(Dataset rows describing interfaces)

= Beginning of Section =

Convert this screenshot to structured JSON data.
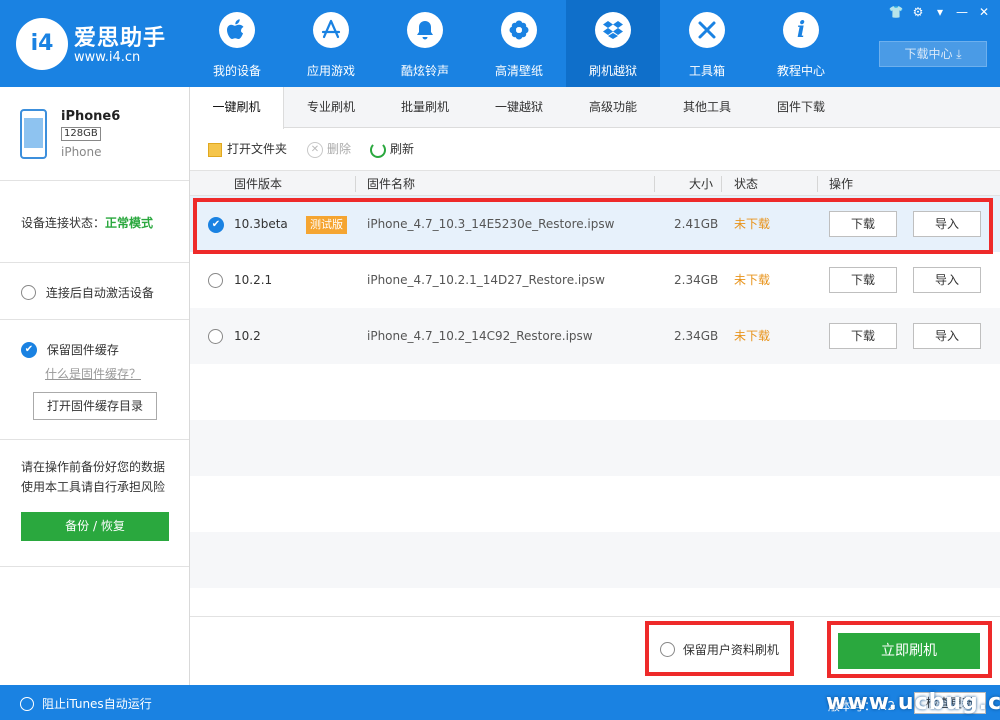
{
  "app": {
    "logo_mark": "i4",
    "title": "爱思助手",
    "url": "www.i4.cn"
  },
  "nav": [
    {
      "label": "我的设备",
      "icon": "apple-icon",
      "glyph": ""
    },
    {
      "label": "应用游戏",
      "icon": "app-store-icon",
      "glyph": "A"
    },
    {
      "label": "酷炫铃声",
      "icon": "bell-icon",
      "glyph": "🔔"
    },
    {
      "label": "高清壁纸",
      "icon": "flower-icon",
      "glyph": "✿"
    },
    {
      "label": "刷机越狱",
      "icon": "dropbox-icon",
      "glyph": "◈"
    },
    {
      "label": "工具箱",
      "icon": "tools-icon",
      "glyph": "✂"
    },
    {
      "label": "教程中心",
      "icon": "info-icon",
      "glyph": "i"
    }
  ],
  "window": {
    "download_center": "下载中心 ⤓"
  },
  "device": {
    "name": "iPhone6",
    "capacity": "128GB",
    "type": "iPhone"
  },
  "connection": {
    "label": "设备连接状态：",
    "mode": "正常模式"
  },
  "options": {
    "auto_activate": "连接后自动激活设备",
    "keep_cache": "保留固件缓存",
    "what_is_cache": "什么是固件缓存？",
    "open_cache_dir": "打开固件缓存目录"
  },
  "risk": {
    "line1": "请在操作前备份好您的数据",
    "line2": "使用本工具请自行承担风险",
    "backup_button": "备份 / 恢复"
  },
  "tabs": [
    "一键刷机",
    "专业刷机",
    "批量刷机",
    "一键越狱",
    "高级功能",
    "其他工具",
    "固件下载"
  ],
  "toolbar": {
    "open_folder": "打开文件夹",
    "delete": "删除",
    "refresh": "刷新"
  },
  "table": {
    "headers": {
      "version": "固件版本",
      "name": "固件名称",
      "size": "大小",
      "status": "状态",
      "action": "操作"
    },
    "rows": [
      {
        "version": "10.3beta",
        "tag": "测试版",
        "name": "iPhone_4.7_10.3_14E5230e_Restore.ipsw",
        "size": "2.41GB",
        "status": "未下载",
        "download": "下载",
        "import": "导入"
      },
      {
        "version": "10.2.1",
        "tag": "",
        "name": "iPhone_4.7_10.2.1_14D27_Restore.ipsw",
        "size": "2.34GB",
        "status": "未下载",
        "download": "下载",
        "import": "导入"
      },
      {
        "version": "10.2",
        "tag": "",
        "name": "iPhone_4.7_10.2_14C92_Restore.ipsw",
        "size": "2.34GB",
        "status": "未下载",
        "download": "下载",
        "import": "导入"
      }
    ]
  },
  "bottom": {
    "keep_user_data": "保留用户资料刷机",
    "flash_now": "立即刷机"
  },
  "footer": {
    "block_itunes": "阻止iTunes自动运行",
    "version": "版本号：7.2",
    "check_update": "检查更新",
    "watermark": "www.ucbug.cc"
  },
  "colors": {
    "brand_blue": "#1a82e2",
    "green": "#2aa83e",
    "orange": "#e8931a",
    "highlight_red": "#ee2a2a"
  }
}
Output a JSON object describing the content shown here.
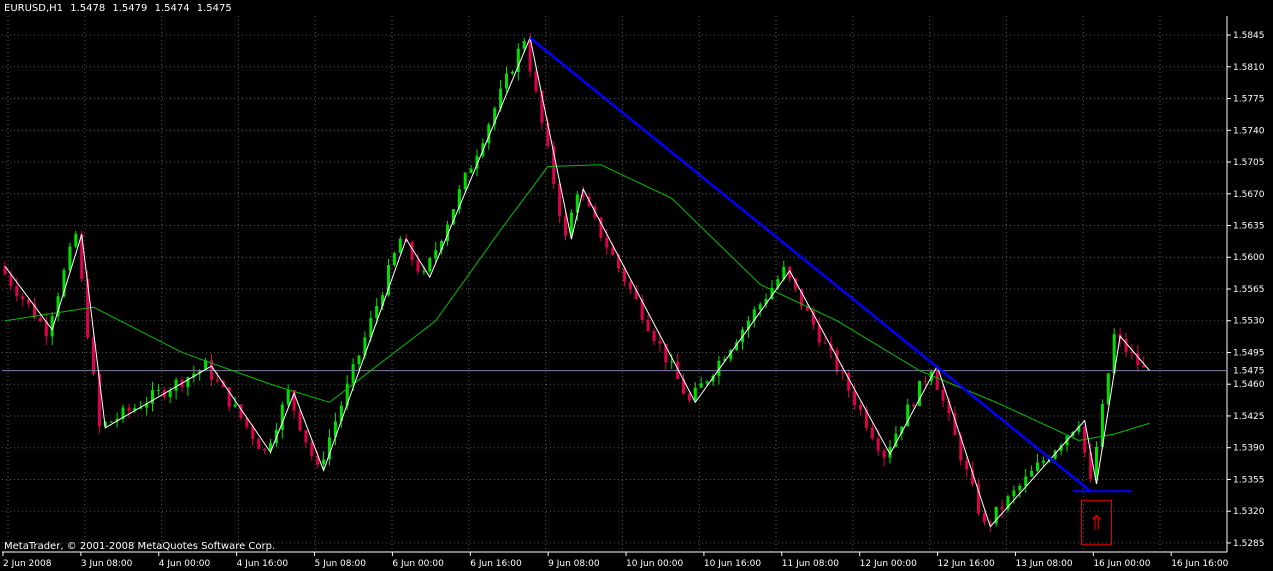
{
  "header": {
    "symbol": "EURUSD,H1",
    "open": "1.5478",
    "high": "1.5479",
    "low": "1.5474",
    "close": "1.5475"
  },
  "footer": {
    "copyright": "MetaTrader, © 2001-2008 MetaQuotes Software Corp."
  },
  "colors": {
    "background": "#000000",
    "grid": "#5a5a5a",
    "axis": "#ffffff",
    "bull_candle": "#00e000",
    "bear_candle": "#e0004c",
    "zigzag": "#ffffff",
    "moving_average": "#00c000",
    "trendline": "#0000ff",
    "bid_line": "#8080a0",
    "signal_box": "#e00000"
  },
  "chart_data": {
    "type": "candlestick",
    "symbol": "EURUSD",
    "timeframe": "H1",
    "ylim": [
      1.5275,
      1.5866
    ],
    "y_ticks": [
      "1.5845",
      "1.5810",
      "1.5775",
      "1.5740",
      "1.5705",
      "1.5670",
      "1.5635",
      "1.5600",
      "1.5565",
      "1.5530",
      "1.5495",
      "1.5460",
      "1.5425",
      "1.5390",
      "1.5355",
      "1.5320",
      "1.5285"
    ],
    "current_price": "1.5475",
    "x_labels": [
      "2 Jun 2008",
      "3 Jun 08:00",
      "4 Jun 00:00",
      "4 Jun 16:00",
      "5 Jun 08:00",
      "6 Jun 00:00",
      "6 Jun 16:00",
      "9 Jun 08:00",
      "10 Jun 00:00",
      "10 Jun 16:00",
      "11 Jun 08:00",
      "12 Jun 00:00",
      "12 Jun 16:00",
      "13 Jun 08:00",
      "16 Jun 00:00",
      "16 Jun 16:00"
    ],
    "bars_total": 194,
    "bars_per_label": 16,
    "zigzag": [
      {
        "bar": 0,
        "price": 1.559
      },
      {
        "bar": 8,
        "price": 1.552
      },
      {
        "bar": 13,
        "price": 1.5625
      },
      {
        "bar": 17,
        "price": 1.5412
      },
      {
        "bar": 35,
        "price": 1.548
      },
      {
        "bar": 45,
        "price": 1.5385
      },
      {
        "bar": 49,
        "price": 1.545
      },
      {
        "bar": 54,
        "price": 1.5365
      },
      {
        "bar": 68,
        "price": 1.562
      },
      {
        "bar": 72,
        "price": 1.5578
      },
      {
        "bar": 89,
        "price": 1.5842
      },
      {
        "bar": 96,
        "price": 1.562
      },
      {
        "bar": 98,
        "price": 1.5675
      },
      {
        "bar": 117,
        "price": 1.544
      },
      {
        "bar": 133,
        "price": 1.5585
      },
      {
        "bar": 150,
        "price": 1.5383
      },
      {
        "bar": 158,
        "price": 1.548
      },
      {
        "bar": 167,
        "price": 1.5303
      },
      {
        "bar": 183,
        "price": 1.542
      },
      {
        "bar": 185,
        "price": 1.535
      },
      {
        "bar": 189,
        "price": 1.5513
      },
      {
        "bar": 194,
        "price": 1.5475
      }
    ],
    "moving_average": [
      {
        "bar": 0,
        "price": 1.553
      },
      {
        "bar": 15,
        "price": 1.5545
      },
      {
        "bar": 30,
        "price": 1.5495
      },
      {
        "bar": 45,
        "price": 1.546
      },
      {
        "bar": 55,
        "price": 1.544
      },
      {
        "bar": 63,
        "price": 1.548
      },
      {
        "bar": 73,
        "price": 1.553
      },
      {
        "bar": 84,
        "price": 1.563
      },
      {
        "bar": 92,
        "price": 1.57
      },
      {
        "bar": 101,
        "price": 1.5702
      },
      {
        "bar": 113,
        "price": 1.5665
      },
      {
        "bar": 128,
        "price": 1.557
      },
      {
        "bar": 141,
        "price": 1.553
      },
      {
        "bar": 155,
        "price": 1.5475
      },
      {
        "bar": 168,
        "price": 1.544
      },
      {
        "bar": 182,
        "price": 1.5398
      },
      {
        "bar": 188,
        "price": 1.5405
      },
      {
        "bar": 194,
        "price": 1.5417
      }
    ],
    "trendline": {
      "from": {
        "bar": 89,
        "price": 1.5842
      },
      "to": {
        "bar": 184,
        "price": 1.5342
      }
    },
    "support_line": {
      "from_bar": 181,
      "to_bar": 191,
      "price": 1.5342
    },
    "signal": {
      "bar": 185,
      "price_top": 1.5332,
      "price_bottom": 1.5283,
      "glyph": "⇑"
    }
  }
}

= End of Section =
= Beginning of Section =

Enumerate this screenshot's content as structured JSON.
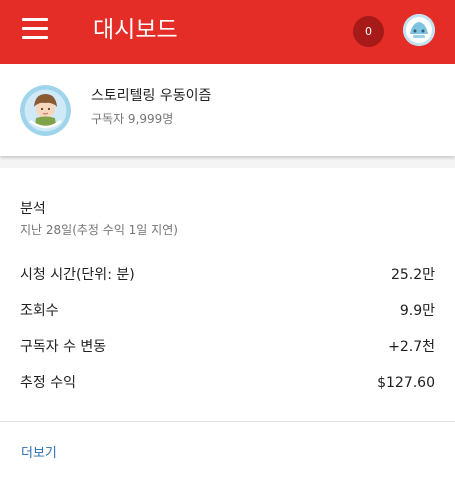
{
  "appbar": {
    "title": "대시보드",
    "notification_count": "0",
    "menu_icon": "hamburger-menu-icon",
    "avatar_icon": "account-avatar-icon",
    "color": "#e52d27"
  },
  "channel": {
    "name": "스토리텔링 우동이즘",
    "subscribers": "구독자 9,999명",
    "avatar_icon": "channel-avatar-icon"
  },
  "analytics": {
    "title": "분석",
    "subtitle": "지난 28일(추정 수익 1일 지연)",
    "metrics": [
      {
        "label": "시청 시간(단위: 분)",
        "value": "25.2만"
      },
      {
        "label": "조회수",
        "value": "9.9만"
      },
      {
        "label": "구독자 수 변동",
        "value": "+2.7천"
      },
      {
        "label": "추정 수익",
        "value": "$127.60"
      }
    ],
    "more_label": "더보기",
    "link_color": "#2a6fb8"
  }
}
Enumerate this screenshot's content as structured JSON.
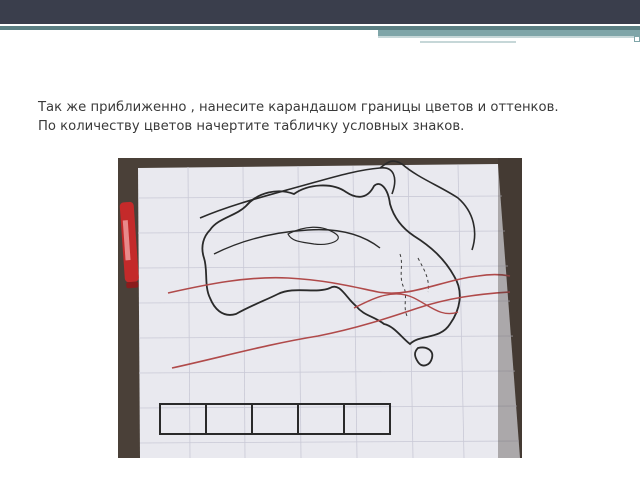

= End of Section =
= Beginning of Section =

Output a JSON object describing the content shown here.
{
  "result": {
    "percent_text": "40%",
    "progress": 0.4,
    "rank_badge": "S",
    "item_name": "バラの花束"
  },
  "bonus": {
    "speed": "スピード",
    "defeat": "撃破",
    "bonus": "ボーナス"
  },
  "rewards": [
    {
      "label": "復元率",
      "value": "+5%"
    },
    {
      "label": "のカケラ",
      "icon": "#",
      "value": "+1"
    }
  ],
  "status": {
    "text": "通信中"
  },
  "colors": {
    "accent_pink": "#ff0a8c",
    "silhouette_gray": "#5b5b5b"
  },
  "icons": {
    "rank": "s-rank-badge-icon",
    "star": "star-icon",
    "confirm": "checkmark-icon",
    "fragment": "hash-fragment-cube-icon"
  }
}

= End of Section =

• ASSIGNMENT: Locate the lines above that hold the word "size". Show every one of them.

• OUTPUT:
      "size": "大小",
        "size": "2.41GB",
        "size": "2.34GB",
        "size": "2.34GB",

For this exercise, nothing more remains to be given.